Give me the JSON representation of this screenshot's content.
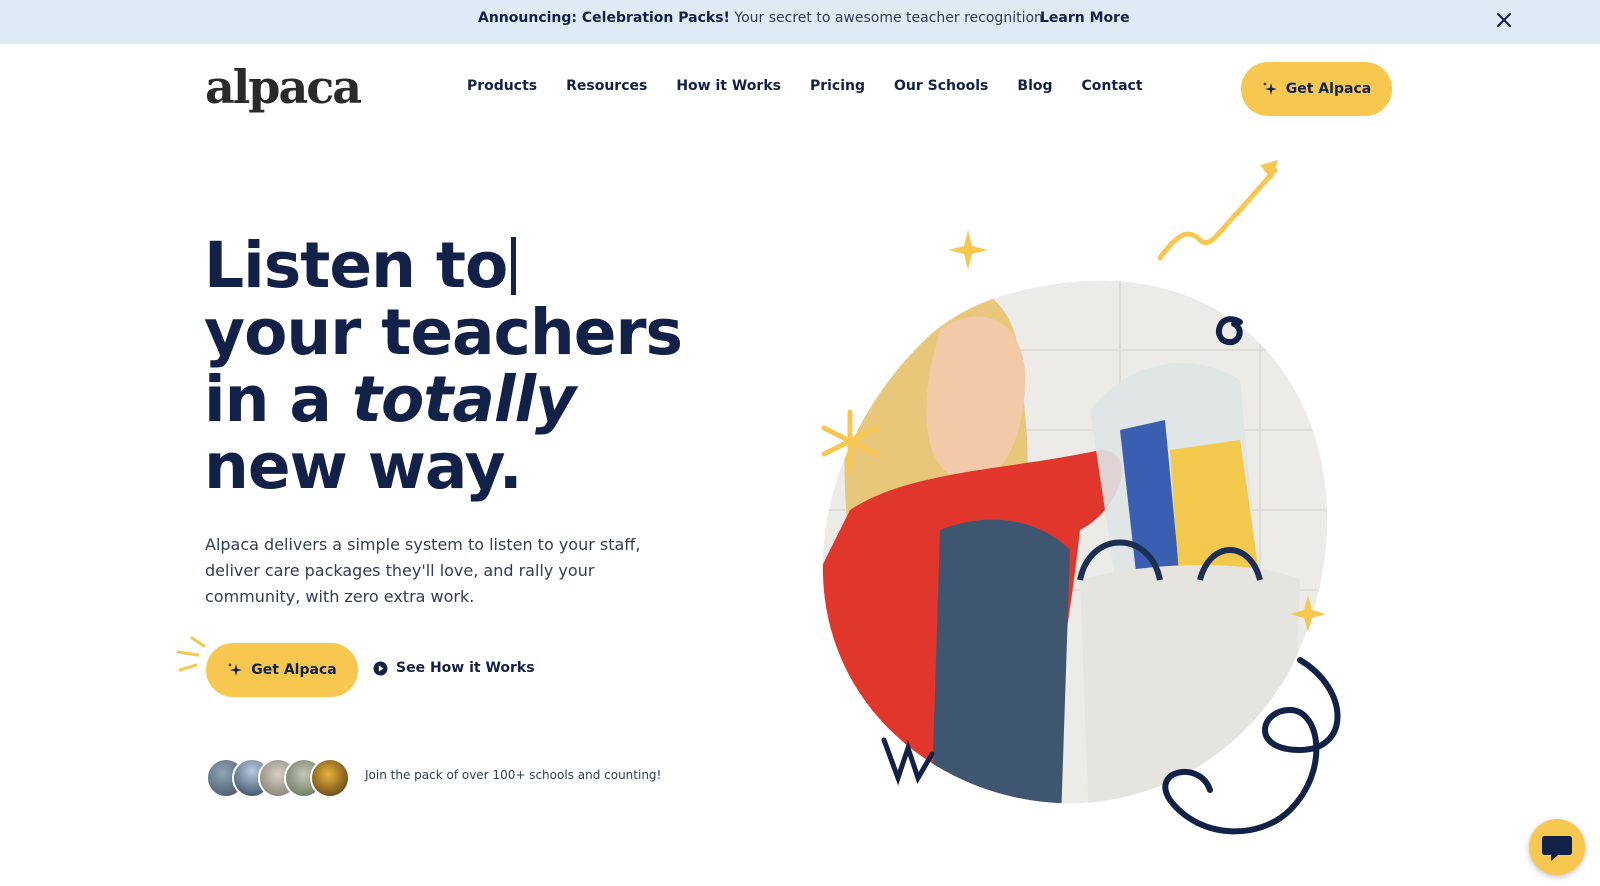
{
  "announcement": {
    "label": "Announcing: Celebration Packs!",
    "text": "Your secret to awesome teacher recognition",
    "link": "Learn More"
  },
  "brand": {
    "logo": "alpaca"
  },
  "nav": {
    "items": [
      "Products",
      "Resources",
      "How it Works",
      "Pricing",
      "Our Schools",
      "Blog",
      "Contact"
    ],
    "cta": "Get Alpaca"
  },
  "hero": {
    "title_line1": "Listen to",
    "title_line2": "your teachers",
    "title_line3_prefix": "in a ",
    "title_line3_emphasis": "totally",
    "title_line4": "new way.",
    "description": "Alpaca delivers a simple system to listen to your staff, deliver care packages they'll love, and rally your community, with zero extra work.",
    "primary_cta": "Get Alpaca",
    "secondary_cta": "See How it Works",
    "social_proof": "Join the pack of over 100+ schools and counting!"
  },
  "colors": {
    "navy": "#122147",
    "yellow": "#f7c750",
    "announcement_bg": "#dcebf4"
  },
  "icons": [
    "sparkle-icon",
    "close-icon",
    "play-icon",
    "chat-icon"
  ]
}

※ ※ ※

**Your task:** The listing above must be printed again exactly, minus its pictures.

**Exercise response:**
Give me the JSON representation of this screenshot's content.
{
  "announcement": {
    "label": "Announcing: Celebration Packs!",
    "text": "Your secret to awesome teacher recognition",
    "link": "Learn More"
  },
  "brand": {
    "logo": "alpaca"
  },
  "nav": {
    "items": [
      "Products",
      "Resources",
      "How it Works",
      "Pricing",
      "Our Schools",
      "Blog",
      "Contact"
    ],
    "cta": "Get Alpaca"
  },
  "hero": {
    "title_line1": "Listen to",
    "title_line2": "your teachers",
    "title_line3_prefix": "in a ",
    "title_line3_emphasis": "totally",
    "title_line4": "new way.",
    "description": "Alpaca delivers a simple system to listen to your staff, deliver care packages they'll love, and rally your community, with zero extra work.",
    "primary_cta": "Get Alpaca",
    "secondary_cta": "See How it Works",
    "social_proof": "Join the pack of over 100+ schools and counting!"
  },
  "colors": {
    "navy": "#122147",
    "yellow": "#f7c750",
    "announcement_bg": "#dcebf4"
  },
  "icons": [
    "sparkle-icon",
    "close-icon",
    "play-icon",
    "chat-icon"
  ]
}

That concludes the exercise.